ANAHEIM, Calif., March 29 -- Researchers have found that a type of Buckyball -- a carbon nanoparticle that shows promise for electronic, commercial and pharmaceutical uses -- can cause significant brain damage in fish. The small preliminary study, the first to demonstrate that nanoparticles can cause toxic effects in an aquatic species, could point to potential risks in people exposed to the particles, they said. The study was described yesterday at the 227th national meeting of the American Chemical Society.
"There are many potential benefits of nanotechnology, but its hazards and risks are poorly understood. This study gives us additional cause for concern," said study leader Eva Oberdorster, PhD, an environmental toxicologist with Southern Methodist University in Dallas.
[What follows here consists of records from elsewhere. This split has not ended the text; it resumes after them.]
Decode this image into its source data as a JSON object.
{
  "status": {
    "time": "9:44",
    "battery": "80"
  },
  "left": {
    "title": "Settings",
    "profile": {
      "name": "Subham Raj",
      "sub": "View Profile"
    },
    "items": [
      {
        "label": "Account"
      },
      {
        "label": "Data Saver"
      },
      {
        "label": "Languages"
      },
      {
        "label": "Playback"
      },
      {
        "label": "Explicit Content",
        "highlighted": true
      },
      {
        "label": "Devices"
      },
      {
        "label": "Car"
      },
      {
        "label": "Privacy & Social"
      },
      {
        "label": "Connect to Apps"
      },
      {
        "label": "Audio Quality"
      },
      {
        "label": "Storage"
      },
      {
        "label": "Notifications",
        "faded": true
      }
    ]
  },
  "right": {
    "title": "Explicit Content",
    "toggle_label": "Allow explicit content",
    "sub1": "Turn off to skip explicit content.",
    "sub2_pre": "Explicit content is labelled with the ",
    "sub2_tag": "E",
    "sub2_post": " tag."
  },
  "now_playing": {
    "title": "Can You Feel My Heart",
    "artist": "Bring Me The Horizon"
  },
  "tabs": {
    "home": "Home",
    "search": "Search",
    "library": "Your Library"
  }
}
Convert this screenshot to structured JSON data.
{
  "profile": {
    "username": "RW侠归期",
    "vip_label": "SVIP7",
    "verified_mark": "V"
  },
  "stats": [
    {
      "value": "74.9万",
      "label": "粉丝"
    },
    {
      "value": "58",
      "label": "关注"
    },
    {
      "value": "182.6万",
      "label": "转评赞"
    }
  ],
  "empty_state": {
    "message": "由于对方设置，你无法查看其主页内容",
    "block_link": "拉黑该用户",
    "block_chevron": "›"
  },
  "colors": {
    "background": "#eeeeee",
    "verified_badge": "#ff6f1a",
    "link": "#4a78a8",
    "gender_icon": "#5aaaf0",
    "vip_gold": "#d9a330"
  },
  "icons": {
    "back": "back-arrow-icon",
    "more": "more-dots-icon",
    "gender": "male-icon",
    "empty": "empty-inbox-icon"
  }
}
Buckyballs are pure carbon structures shaped like soccer balls that differ from other forms of pure carbon, like diamond and graphite, in the way their atoms are bonded. The structures, also known as fullerenes, are thousands of times smaller than the width of a human hair. Experts predict the widespread use of these and other nanoparticles in the future. Buckyballs show promise as components of fuel cells, drug delivery systems and cosmetics that delay aging.
In a controlled laboratory study, the researcher exposed nine juvenile largemouth bass -- confined to 10-liter aquaria -- to a form of water-soluble Buckyball (C60) at a dose of 0.5 parts per million. After 48 hours, the animals developed significant brain damage as measured by lipid peroxidation, or the breakdown of lipids, as shown by laboratory analysis of brain tissue samples. The brain damage seen in the fish exposed to the nanoparticles was severe: 17 times higher than that seen in nine unexposed animals, Oberdorster said.
To date, there have been no human studies of the health effect of Buckyballs or other manufactured nanoparticles, she said.
Oberdorster is planning additional studies in the future to determine the mechanisms of action and to find out how many Buckyballs get into the fish's body and where the particles are distributed. She expressed concern that nanoparticles could begin to accumulate throughout the food chain, affecting not just fish, but other animals, plants and possibly people.
Researchers worldwide are just beginning to test manufactured nanoparticles for signs of possible toxicity, but it may be years before any reliable human data are available, Oberdorster stressed. As several companies are beginning to manufacture engineered fullerenes, an initial concern is workplace exposure to the particles, she said. This study suggests that an evaluation of human exposure levels should be completed before these particles are widely used in consumer products, she said.
For more information, visit: www.acs.org